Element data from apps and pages
"""

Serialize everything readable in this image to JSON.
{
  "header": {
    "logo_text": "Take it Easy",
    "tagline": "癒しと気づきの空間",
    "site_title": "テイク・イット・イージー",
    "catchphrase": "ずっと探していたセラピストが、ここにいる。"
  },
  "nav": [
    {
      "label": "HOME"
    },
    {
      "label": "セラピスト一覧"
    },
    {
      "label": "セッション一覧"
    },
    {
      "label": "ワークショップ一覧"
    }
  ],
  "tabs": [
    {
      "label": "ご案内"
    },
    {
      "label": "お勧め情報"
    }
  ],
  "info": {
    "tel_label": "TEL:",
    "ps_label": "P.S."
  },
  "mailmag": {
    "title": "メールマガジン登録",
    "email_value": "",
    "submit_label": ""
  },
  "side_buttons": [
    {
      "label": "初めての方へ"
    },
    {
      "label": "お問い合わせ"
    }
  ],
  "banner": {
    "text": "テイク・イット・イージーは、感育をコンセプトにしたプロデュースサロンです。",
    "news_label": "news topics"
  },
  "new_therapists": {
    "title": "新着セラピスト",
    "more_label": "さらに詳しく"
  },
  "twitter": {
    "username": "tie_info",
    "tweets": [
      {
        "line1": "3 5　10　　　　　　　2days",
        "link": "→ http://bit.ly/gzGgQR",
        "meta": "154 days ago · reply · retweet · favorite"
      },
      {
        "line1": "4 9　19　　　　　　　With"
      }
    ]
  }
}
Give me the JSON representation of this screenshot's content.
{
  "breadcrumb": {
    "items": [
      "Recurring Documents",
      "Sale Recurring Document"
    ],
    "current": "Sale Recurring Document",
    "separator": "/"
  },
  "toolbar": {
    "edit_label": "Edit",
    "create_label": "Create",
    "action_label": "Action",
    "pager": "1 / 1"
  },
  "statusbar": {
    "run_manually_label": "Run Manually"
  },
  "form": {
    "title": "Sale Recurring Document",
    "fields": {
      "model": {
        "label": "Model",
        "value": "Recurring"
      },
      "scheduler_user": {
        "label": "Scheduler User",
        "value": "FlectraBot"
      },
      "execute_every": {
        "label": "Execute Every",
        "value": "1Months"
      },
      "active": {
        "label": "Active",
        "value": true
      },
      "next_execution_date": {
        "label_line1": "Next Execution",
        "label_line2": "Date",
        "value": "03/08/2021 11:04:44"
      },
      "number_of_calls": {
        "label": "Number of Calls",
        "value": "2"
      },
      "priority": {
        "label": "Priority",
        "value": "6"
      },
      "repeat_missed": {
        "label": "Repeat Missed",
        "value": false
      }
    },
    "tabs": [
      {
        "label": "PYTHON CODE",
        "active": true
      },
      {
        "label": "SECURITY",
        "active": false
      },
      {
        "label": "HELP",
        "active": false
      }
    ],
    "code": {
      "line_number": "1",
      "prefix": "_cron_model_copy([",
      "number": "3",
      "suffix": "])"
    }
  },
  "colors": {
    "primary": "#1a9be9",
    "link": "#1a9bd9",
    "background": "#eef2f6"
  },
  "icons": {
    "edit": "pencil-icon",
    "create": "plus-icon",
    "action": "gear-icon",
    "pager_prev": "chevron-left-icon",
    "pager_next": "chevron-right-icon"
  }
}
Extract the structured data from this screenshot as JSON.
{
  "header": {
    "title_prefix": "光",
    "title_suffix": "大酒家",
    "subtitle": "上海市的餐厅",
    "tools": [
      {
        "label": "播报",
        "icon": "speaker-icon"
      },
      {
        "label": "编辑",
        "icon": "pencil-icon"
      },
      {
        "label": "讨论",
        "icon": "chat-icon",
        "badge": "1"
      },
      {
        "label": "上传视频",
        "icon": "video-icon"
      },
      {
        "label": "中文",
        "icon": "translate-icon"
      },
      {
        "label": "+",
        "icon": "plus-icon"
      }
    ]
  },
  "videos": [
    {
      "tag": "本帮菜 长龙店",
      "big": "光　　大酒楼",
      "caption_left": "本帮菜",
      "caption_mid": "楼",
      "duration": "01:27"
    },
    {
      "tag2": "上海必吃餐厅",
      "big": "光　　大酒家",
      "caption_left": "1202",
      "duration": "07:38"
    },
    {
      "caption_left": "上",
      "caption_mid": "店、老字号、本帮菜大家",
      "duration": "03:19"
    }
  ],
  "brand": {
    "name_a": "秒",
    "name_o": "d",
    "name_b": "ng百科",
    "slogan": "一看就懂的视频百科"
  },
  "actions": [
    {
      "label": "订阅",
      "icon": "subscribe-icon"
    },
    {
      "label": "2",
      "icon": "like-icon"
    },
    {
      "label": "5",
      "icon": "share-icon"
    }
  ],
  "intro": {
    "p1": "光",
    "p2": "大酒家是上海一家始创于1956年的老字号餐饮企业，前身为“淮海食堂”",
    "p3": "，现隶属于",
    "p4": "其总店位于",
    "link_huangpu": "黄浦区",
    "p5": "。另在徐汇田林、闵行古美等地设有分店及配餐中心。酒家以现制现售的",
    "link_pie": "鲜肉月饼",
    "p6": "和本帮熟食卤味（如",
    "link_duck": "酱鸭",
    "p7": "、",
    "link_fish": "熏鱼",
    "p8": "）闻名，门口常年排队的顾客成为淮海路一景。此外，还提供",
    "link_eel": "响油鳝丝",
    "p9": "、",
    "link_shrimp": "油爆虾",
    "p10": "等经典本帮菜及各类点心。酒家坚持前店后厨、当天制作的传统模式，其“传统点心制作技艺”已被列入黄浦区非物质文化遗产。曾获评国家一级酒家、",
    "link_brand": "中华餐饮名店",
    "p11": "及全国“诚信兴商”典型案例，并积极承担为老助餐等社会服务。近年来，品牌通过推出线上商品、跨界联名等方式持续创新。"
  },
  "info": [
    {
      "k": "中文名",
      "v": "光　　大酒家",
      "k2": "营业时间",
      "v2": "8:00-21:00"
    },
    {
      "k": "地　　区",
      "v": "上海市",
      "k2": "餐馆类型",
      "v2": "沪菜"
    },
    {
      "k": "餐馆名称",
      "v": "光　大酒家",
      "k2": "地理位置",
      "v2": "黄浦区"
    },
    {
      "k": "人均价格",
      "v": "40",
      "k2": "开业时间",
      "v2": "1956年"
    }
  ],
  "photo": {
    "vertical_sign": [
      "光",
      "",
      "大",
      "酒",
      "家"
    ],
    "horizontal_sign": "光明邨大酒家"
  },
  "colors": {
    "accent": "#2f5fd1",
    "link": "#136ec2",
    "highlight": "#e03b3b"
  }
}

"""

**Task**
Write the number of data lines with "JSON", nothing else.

**Result of this exercise**
3